Go slowly, no need to rush
If they are coping well and have settled in, it might be time to introduce them. This should only be done under close supervision behind a baby gate or a clear perspex sheet across a doorway, with the dog on lead to prevent chasing and ensure your cat has an escape route. Reward calm behaviours from the dog and cat, allowing your cat to choose to hide or go to their core area. Introductions should not be done with your cat confined or restrained and should always be at their level of emotional comfort.
If there are any signs that your dog is excited, keep them separated and work more on the calm behaviours. Your cat needs to always feel safe and your dog always needs to remain calm to allow predictability for your cat and for the dog too. Always reward calm behaviours around your cat.

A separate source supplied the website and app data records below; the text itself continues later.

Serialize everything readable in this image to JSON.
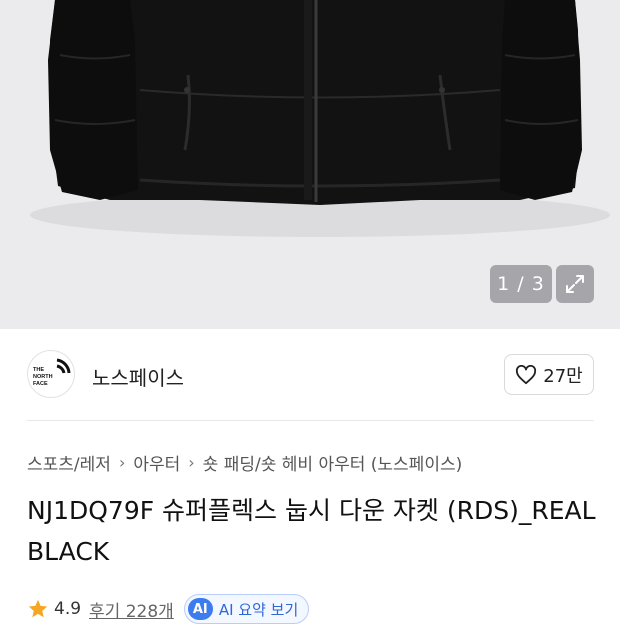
{
  "gallery": {
    "counter": "1 / 3"
  },
  "brand": {
    "logo_text": "THE NORTH FACE",
    "name": "노스페이스",
    "like_count": "27만"
  },
  "breadcrumb": [
    "스포츠/레저",
    "아우터",
    "숏 패딩/숏 헤비 아우터 (노스페이스)"
  ],
  "product": {
    "title": "NJ1DQ79F 슈퍼플렉스 눕시 다운 자켓 (RDS)_REAL BLACK",
    "rating": "4.9",
    "reviews": "후기 228개",
    "ai_summary": "AI 요약 보기",
    "ai_badge": "AI"
  },
  "colors": {
    "star": "#f5a623",
    "ai_blue": "#3d7bf0",
    "hero_bg": "#ebebed"
  }
}
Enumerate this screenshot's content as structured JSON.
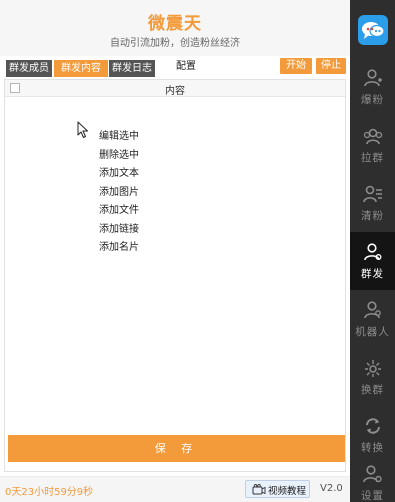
{
  "header": {
    "title": "微震天",
    "subtitle": "自动引流加粉，创造粉丝经济"
  },
  "tabs": [
    {
      "label": "群发成员"
    },
    {
      "label": "群发内容"
    },
    {
      "label": "群发日志"
    }
  ],
  "config_label": "配置",
  "actions": {
    "start_label": "开始",
    "stop_label": "停止"
  },
  "table": {
    "column_header": "内容"
  },
  "context_menu": [
    {
      "label": "编辑选中"
    },
    {
      "label": "删除选中"
    },
    {
      "label": "添加文本"
    },
    {
      "label": "添加图片"
    },
    {
      "label": "添加文件"
    },
    {
      "label": "添加链接"
    },
    {
      "label": "添加名片"
    }
  ],
  "save_label": "保 存",
  "footer": {
    "timer": "0天23小时59分9秒",
    "video_label": "视频教程",
    "version": "V2.0"
  },
  "sidebar": {
    "items": [
      {
        "label": "爆粉",
        "icon": "add-user-icon"
      },
      {
        "label": "拉群",
        "icon": "group-icon"
      },
      {
        "label": "清粉",
        "icon": "user-list-icon"
      },
      {
        "label": "群发",
        "icon": "user-broadcast-icon"
      },
      {
        "label": "机器人",
        "icon": "robot-icon"
      },
      {
        "label": "换群",
        "icon": "burst-icon"
      },
      {
        "label": "转换",
        "icon": "refresh-icon"
      },
      {
        "label": "设置",
        "icon": "user-settings-icon"
      }
    ]
  },
  "colors": {
    "accent": "#f39a3b",
    "sidebar_bg": "#2e2e2e",
    "sidebar_active": "#141414",
    "logo_bg": "#2b9de9"
  }
}
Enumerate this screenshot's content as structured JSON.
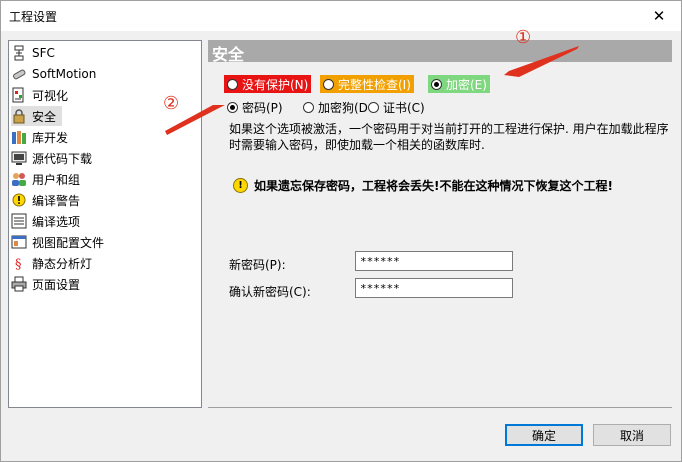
{
  "window": {
    "title": "工程设置",
    "close_glyph": "✕"
  },
  "nav": {
    "items": [
      {
        "label": "SFC",
        "icon": "sfc-icon"
      },
      {
        "label": "SoftMotion",
        "icon": "softmotion-icon"
      },
      {
        "label": "可视化",
        "icon": "visualization-icon"
      },
      {
        "label": "安全",
        "icon": "lock-icon",
        "selected": true
      },
      {
        "label": "库开发",
        "icon": "library-icon"
      },
      {
        "label": "源代码下载",
        "icon": "source-download-icon"
      },
      {
        "label": "用户和组",
        "icon": "users-icon"
      },
      {
        "label": "编译警告",
        "icon": "warning-icon"
      },
      {
        "label": "编译选项",
        "icon": "compile-options-icon"
      },
      {
        "label": "视图配置文件",
        "icon": "view-profile-icon"
      },
      {
        "label": "静态分析灯",
        "icon": "static-analysis-icon"
      },
      {
        "label": "页面设置",
        "icon": "printer-icon"
      }
    ]
  },
  "section": {
    "title": "安全"
  },
  "protection": {
    "none": "没有保护(N)",
    "integrity": "完整性检查(I)",
    "encrypt": "加密(E)",
    "colors": {
      "none": "#e81414",
      "integrity": "#f2a000",
      "encrypt": "#7fd87f"
    }
  },
  "encrypt_mode": {
    "password": "密码(P)",
    "dongle": "加密狗(D",
    "certificate": "证书(C)"
  },
  "description": "如果这个选项被激活，一个密码用于对当前打开的工程进行保护. 用户在加载此程序时需要输入密码，即使加载一个相关的函数库时.",
  "warning": "如果遗忘保存密码，工程将会丢失!不能在这种情况下恢复这个工程!",
  "fields": {
    "new_password_label": "新密码(P):",
    "new_password_value": "******",
    "confirm_password_label": "确认新密码(C):",
    "confirm_password_value": "******"
  },
  "buttons": {
    "ok": "确定",
    "cancel": "取消"
  },
  "annotations": {
    "one": "①",
    "two": "②"
  }
}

If your cat grooms less, eats less, seeks you out less, has toileting issues or yowls, you’ll need to take another look at the home set up and the quality of your interactions with them. Are you still playing with them, talking to them, cuddling them or grooming them if they enjoy this? Can you do this for longer periods and have someone sit with the dog if they get upset without you? If your cat is aggressive towards the dog even if the dog is calm around them, you’ll need help.
If your dog is vocalising, this can upset your cat. Set up the environment the dog exists in to prevent this, or manage them so they are more settled. Is your dog panting excessively, yawning, vocalising, or unable to take food with the cat present? If so, lower the intensity of the situation by encouraging your dog to their safe space or go to the garden for a sniff around.
When and who to ask for help
If problems start or persist, seek advice from your vet and a suitably qualified expert, such as a member of the Association for Pet Behaviour Counsellors (APBC), a Certified Clinical Animal Behaviourist (CCAB) or a member of the International Association of Animal Behaviour Consultants (IAABC).
I am happy to support anyone needing help with their dog – cat relationships and can provide behaviour consultations online if you aren’t local to Bristol. I’m a member of APBC and IAABC, I’m working towards CCAB with 16 years of experience, and am also a behaviourist for a worldwide dog welfare charity.
For more information: www.katiescottdyer.com